However, with respect to the 25% reduction as penalty for submission of what the trial judge viewed as a clearly excessive fee request, we find the reduction more troublesome. It is not supported by particular findings, nor does it satisfactorily answer the question why the plaintiff's (in contrast to her counsel's) recovery should be arbitrarily reduced, giving the defendant a windfall for which it has perhaps done nothing in the way of entitlement. We remand as to what reduction to allow counsel for the plaintiff to respond to the assertions put forward for the 25% reduction and to rebut them in any way he can. That assumes that the bases asserted for the arbitrary reduction or any other reduction sought will be articulated in a claim under Rule 11 of the Federal Rules of Civil Procedure. If that approach is followed, any consequences of a reduction in amount will be borne by plaintiff's counsel and not by plaintiff herself, who has not in any way appeared to have been the object of sanctions for improper performance. Also, the windfall to the defendant possibility will have been eradicated.

Of course, the defendant may advance reasons why it was put to unnecessary additional expense because of the undue elaboration of the claim. The basis for such a claim may be established. Any such allowance should, however, be assessed against plaintiff's counsel and not against plaintiff herself.

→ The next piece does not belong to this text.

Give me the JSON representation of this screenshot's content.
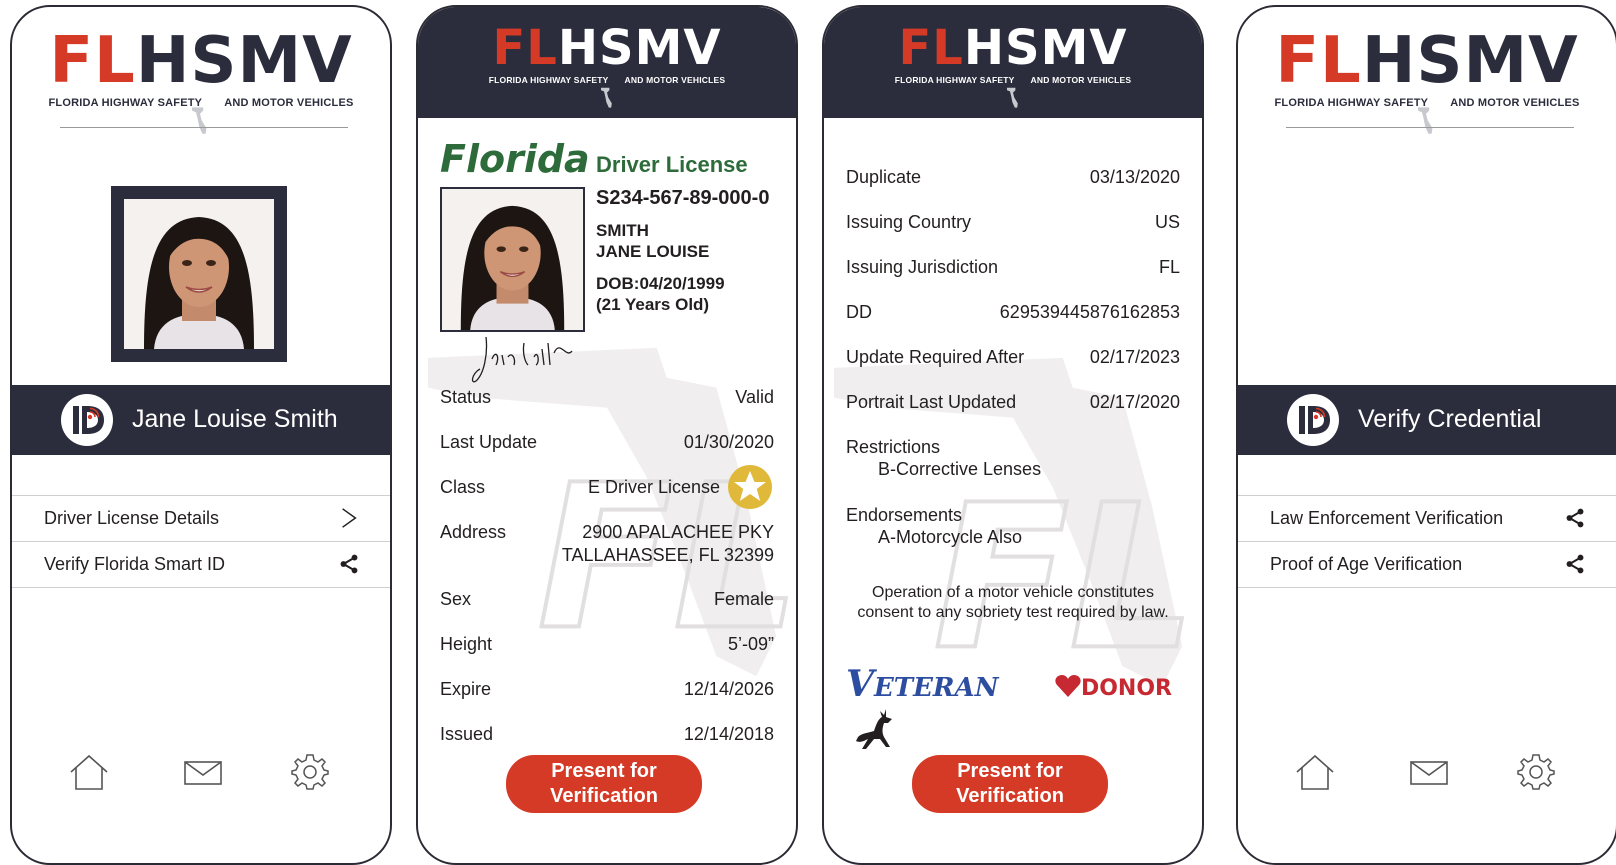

The judgment on the merits is AFFIRMED; the award of attorney's fees and costs as reduced by the number of hours allowed is also AFFIRMED, but the 25% across-the-board reduction as a penalty is REVERSED and REMANDED for treatment in accordance with this opinion.

AFFIRMED IN PART AND REVERSED AND REMANDED IN PART.